Also in June, the State Board heard from Dr. Malbert Smith, president and co-founder of MetaMetrics, about summer reading loss. Smith reviewed research which showed that while all students achieved at a similar rate during the school months, over the summer months low-income students, who are less likely to have books or magazines in the home, experienced a loss in literacy skills at a greater rate than other students. Over the course of the 13 years of a K-12 education, the deficit becomes significant. According to Smith, providing students with reading material they’re interested in and that is at an appropriate reading level over the summer months can mitigate summer loss. Some research has determined the effect is equal to having attended summer school.
MetaMetrix provides an online resource that helps students find books in their interest areas that also have the appropriate text complexity for their reading level. Smith said the state’s summer reading program, Read Kansas Read, is an excellent example of programs that can help address summer loss for a broad range of students.
In other business, State Board members reviewed a plan for how KSDE would provide technical assistance to Title I schools. Currently, the state must provide technical assistance to Title I schools that are identified as on improvement under the NCLB legislation. If the state’s NCLB waiver request is granted, the agency will still need to provide technical assistance to Title I schools identified as priority or focus schools.
Technical assistance for such schools is currently provided by the Kansas Learning Network (KLN) through a contract with an outside entity - Cross & Joftus. For the next school year, KSDE is recommending that a large portion of the work being done by Cross & Joftus shift to educational service centers and KSDE. Cross & Joftus would remain as a consultant to the program, but would have a more limited role in the technical assistance process.
The team from Baldwin High School that was named the national champions in the Real World Design Challenge (RWDC) for aviation in April was recognized by the State Board in June. This is the second time in three years the team from Baldwin High School has won the RWDC national championship. The students were able to share with Board members their solution to the design challenge presented in the competition, as well as their thoughts on how the process has helped them grow personally and academically. The students and their coach were presented with certificates of recognition from the State Board.
Also in June, the State Board made appointments to the Special Education Advisory Council, the Licensure Review Board and the Professional Practices Commission. Nominees Deborah Howser from the Silver Lake School District and Diane Plunkett from Fort Hays State University were appointed to the Special Education Advisory Council. Mike Martin, a parent in Frontenac and Shawn Mackay from the Shawnee Mission School District were reappointed to the council.

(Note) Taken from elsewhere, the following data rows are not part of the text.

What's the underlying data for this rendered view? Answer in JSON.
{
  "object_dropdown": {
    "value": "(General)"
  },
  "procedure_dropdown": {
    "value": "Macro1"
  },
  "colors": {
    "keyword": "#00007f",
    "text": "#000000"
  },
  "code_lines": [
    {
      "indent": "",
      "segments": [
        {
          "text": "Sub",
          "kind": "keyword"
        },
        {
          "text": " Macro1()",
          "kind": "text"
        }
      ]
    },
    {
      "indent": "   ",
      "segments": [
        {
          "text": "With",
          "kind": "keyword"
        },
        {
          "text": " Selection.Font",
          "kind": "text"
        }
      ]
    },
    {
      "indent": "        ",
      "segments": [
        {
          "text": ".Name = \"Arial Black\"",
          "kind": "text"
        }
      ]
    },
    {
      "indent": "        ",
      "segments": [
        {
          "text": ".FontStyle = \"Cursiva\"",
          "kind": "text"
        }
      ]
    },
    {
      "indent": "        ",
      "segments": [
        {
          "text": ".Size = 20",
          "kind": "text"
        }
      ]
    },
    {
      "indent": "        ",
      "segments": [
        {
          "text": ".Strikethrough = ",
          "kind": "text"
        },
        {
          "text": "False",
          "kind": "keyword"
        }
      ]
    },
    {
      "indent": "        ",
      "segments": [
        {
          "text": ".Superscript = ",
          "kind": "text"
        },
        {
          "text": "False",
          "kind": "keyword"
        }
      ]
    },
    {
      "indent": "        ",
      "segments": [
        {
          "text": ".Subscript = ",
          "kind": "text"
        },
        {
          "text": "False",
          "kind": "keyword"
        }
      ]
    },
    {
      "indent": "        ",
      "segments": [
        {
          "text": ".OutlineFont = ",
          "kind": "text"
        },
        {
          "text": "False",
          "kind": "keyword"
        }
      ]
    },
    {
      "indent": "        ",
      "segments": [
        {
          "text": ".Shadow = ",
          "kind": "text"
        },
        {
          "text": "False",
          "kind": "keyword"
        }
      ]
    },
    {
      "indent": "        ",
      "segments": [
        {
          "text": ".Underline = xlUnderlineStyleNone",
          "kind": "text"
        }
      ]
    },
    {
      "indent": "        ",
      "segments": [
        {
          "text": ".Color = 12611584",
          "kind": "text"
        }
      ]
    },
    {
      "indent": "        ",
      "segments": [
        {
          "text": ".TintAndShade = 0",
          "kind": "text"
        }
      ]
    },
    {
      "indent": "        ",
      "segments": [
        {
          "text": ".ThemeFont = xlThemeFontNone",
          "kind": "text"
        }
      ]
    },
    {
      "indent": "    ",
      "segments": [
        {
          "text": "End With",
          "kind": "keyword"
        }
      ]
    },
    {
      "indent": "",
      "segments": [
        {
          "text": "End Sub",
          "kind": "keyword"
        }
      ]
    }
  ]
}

Jan Wilson from the division of education at Friends University, was appointed to the Licensure Review Committee, and Sherry Turnbull, library media specialist at Lakeside Elementary School in the Pittsburg School District, was appointed to the Professional Practices Commission.
The next State Board of Education meeting is scheduled for July 10 and 11 in Topeka.